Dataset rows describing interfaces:
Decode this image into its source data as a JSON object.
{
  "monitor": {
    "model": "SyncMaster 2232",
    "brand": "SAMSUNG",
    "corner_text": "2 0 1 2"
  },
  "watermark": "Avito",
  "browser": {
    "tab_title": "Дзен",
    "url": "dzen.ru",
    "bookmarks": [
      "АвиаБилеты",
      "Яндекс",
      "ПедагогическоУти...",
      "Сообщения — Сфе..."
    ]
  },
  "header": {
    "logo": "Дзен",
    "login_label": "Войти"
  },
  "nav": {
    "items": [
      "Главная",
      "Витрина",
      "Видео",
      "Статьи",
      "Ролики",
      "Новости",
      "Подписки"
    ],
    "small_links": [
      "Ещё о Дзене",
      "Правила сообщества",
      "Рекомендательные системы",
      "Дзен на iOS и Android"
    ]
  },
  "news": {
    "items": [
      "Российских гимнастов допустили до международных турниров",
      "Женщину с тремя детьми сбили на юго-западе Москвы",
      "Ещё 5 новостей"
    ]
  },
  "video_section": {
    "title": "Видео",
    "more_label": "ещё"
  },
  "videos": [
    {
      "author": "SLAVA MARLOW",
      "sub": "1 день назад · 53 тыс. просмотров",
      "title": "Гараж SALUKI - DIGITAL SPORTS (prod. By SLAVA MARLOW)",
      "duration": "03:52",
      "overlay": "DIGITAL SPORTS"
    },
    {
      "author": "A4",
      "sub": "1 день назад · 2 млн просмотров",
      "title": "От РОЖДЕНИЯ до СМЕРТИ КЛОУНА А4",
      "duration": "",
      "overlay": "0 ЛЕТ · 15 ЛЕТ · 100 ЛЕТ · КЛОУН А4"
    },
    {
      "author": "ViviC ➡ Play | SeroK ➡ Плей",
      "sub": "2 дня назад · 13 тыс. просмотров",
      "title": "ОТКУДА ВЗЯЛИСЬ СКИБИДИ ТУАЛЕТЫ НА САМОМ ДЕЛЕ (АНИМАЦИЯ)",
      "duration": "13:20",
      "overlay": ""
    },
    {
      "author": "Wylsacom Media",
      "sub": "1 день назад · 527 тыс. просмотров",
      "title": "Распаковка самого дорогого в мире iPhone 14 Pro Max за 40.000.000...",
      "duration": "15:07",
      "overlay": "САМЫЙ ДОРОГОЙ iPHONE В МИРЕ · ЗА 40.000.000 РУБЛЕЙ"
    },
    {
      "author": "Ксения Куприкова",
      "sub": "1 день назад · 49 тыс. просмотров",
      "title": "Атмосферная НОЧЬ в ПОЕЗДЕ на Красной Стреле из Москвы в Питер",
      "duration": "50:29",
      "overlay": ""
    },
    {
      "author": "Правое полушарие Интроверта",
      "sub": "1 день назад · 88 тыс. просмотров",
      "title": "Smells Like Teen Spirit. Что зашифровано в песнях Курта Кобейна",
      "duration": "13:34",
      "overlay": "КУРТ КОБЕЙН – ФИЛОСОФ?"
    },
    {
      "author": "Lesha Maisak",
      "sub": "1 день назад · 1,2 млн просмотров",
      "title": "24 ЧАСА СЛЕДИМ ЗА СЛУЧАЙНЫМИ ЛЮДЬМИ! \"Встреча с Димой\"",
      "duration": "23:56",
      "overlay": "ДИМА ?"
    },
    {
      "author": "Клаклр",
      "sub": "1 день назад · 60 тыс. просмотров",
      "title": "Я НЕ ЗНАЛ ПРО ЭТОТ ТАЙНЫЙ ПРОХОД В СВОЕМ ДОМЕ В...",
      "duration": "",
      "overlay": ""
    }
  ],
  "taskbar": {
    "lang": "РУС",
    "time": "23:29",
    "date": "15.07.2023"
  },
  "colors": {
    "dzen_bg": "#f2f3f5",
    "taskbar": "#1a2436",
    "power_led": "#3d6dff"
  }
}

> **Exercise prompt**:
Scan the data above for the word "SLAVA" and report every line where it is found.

> **Exercise result**:
      "author": "SLAVA MARLOW",
      "title": "Гараж SALUKI - DIGITAL SPORTS (prod. By SLAVA MARLOW)",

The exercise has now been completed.